There is no doubt where Ron Ben-Zeev sees his place in the world. Apologizing for his hectic schedule, he notes that as the coronavirus spreads, "The sky is falling, and we are some of the people who are trying to hold up the sky."

Ben-Zeev's Sanford, Florida-based company, World Housing Solution, makes temporary shelters. He's been holding up his part of the sky since 2008, when, with a background in real estate and construction, he figured out how to make a fully insulated, 800-square-foot building that could be assembled by six people in four hours, by hand. Ben-Zeev initially thought he could use the structures to help house people after storms hit Haiti. That plan didn't come to fruition, but the company drew interest from the U.S. Navy, and since then has worked primarily with the military. In 2019, World Housing Solution ranked No. 206 on the Inc. 5000 list

Now, Ben-Zeev sees his company playing a crucial role in combating the spread of the novel coronavirus. His buildings, made of panels with a solid foam core, a laminated fiberglass skin, and a galvanized steel edge, can be made in sizes all the way up to 100,000 square feet. Many have withstood hurricanes and tropical storms. Ben-Zeev believes they? could be a good option for hospitals in their efforts to isolate coronavirus patients, or to accommodate the overflow many are predicting.

A year and a half ago, Ben-Zeev was asked to deliver a health care clinic to Puerto Rico that would be off the grid and truly mobile. That clinic started as a temporary system and now is a fully-accredited health-care facility on the island of Vieques. Why not do the same thing in the continental U.S.?

But when Ben-Zeev called three hospital systems six weeks ago, he was surprised by the response. His pitch was that they should prepare now, so that when coronavirus patients show up, they'll have somewhere to put them. The hospitals, he says, weren't too interested. At the time, they seemed to be worried about stigmatizing coronavirus patients by housing them outside of the main hospital. More recently, the hospitals have shown more interest, but they're worried about being reimbursed for the expense. Here's how he plans to pitch them and get them on board.

Play up the benefits over alternatives

Eventually, Ben-Zeev says, hospitals will need more space. Under the "moderate" coronavirus scenario released by the Harvard Global Health Institute on March 17, U.S. hospitals will have to more than double the number of beds they provide. (In the best-case scenario, 95 percent of beds will be filled nationally, leaving excess capacity in some places and overflow in others.) The alternative to Ben-Zeev's system, he says, are tents. Where he works in Florida, it's 90 degrees, and his structures are a lot less expensive to keep cool than a tent. They cost more than tents on a per-square-foot basis, but per-patient they're comparable because you can hang things on the walls, freeing up floor space. And the building components can all be disinfected and reused once this crisis has passed.
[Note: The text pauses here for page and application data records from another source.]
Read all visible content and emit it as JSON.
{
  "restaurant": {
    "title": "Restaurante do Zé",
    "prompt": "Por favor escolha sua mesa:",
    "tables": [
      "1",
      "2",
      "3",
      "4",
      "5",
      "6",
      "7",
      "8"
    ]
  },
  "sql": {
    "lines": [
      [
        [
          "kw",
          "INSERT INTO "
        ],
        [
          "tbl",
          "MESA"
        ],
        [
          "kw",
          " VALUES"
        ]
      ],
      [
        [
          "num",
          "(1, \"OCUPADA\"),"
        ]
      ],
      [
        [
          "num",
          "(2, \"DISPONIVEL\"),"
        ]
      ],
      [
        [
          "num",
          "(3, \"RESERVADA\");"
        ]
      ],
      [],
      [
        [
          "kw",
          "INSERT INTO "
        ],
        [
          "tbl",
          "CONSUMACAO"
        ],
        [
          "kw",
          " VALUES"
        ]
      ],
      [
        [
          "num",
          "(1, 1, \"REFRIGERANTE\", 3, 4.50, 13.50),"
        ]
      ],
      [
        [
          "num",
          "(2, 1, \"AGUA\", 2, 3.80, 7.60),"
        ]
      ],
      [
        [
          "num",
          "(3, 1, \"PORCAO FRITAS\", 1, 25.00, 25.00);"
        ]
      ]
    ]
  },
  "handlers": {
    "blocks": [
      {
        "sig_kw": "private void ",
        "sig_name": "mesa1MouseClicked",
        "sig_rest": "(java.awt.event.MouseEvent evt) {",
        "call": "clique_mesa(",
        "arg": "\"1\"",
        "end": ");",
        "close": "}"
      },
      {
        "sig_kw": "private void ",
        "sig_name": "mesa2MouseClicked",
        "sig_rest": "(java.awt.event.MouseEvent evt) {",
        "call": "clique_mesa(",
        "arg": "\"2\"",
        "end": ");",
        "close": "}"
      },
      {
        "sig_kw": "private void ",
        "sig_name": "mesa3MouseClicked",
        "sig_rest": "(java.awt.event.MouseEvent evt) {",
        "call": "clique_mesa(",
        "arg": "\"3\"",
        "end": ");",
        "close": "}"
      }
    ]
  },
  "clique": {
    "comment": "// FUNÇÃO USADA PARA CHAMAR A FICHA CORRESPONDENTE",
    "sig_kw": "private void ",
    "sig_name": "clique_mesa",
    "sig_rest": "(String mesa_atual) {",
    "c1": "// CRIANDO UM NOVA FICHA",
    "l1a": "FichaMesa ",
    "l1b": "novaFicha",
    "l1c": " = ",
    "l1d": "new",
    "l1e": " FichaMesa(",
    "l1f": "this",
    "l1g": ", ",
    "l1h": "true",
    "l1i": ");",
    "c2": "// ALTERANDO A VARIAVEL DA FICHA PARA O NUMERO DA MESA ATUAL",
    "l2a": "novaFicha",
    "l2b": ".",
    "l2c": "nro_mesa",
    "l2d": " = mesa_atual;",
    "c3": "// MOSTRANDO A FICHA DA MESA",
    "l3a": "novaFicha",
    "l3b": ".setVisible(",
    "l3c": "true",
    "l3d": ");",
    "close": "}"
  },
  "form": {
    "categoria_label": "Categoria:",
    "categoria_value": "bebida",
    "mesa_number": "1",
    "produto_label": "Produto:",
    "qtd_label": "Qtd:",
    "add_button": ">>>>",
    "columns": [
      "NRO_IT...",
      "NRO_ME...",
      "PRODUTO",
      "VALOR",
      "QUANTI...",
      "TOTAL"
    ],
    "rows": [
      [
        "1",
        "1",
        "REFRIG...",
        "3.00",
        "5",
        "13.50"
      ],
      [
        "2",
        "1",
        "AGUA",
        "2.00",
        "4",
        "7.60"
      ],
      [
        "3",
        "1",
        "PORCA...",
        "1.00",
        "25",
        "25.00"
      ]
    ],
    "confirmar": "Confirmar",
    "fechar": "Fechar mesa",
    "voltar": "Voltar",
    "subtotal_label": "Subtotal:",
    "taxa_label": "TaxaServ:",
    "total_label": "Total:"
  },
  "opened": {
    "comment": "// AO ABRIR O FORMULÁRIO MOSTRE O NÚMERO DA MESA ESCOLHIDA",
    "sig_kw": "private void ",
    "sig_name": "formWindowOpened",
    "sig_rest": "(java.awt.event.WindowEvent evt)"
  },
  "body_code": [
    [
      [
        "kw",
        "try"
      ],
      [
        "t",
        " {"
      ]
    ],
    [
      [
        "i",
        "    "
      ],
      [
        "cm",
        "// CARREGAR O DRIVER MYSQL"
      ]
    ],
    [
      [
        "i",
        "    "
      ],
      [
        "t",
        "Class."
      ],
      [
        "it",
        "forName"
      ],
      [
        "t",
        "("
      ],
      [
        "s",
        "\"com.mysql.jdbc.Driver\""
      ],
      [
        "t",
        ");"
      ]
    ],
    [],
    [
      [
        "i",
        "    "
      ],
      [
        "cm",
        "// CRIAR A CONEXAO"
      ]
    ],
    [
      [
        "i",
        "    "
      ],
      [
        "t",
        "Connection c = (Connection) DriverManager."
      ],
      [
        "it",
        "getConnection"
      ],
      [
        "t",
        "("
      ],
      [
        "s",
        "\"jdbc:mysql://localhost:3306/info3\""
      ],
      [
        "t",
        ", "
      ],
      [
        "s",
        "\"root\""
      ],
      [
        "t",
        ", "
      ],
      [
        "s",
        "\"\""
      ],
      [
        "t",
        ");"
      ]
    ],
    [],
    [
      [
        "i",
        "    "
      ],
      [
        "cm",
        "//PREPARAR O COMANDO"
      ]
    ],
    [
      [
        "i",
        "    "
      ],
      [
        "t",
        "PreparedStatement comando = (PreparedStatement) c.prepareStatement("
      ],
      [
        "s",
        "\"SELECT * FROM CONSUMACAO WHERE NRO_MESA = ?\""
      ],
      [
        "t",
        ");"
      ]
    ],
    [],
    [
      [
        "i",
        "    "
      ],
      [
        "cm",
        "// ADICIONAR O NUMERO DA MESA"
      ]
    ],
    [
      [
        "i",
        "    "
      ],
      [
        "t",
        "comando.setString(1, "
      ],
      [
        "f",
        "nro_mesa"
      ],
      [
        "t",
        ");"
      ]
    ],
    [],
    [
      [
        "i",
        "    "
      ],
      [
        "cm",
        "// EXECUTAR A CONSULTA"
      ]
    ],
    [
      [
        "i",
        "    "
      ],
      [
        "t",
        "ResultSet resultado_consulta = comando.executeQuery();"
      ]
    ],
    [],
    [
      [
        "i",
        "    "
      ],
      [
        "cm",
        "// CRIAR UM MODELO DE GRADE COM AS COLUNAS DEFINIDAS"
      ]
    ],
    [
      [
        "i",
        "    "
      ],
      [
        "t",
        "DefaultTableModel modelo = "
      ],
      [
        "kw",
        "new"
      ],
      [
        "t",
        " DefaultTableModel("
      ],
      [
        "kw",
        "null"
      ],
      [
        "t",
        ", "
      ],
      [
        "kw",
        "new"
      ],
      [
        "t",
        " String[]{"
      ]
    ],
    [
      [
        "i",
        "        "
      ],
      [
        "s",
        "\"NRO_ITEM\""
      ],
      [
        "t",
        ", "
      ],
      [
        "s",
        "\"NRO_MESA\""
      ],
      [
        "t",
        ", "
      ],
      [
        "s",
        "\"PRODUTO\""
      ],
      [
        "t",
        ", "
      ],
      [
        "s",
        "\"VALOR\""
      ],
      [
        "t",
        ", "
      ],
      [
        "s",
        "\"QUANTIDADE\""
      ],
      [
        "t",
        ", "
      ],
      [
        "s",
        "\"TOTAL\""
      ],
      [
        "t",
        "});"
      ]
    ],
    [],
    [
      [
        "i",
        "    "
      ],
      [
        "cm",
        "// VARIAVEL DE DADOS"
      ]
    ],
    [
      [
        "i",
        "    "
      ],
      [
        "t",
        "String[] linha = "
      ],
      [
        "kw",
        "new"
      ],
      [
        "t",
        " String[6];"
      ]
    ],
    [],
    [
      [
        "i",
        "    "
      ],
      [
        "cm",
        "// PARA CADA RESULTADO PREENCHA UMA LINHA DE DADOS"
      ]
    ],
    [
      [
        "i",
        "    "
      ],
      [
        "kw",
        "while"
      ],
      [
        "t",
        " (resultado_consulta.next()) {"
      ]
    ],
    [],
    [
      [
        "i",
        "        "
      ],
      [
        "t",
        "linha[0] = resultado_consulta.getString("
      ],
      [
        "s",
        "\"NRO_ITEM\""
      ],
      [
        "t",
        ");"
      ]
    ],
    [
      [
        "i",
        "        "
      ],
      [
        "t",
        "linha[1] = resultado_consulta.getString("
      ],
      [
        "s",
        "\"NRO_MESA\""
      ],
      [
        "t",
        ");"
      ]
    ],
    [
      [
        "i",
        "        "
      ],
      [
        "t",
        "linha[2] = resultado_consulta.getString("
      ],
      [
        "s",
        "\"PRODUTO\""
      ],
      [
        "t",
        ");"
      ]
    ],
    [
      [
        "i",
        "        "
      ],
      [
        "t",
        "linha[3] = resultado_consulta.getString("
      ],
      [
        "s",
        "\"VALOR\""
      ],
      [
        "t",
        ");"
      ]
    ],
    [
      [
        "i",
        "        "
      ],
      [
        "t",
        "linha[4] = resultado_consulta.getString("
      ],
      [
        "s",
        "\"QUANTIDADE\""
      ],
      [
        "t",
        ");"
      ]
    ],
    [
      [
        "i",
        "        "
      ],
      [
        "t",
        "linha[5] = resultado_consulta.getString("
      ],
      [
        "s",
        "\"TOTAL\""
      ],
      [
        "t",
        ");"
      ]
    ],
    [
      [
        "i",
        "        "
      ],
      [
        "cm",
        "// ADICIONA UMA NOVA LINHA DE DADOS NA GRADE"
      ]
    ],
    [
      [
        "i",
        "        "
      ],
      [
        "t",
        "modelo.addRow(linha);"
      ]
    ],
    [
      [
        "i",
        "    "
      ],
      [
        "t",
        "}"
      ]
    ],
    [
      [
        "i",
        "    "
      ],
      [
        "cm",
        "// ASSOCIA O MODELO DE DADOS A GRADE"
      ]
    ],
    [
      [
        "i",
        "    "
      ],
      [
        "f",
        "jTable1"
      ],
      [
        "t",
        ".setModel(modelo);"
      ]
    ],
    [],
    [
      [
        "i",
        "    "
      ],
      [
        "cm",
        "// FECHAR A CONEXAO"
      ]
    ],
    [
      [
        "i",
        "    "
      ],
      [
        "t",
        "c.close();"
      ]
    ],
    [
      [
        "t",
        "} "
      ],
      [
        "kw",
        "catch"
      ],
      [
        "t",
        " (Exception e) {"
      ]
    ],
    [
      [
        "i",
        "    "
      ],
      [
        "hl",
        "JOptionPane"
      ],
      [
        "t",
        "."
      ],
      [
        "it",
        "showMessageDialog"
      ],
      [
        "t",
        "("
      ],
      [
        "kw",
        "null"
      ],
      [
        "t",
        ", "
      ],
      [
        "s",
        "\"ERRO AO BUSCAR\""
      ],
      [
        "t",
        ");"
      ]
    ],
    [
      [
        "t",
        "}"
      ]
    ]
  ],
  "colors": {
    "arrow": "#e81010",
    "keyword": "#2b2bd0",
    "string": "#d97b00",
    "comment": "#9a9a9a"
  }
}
Point out payment options

World Housing Solution's buildings run from $200,000 to $280,000 for a space that accommodates 19 patients. Two recently passed laws, he says, could help hospitals pay for extra capacity. The Stafford Act, he says, empowers the Federal Emergency Management Agency to get more aid to state and local governments. And the Federal Defense Production Act, which President Trump invoked on Wednesday, would help small companies like his get working capital to ramp up quickly. 

Prepare to scale

Ben-Zeev knows he can't provide every needed hospital bed himself. But he's convinced World Housing Solution can make a difference. He's been talking to people who are out of work or underemployed, and he says his 20-employee company has 100 more people ready to go who could have new buildings ready in two weeks. (The business typically produces about 100,000 square feet of buildings every year, but the founder says he's prepared to increase that by a factor of five.) He has supply-chain partners ready to get him negative air pressure systems used to prevent cross-contamination, and says he  has 14 ventilators available. And he's talking to events companies that suddenly have empty space, which could be used to manufacture the panels. 

"It's like we're saying, 'Put us in, Coach!'" he says.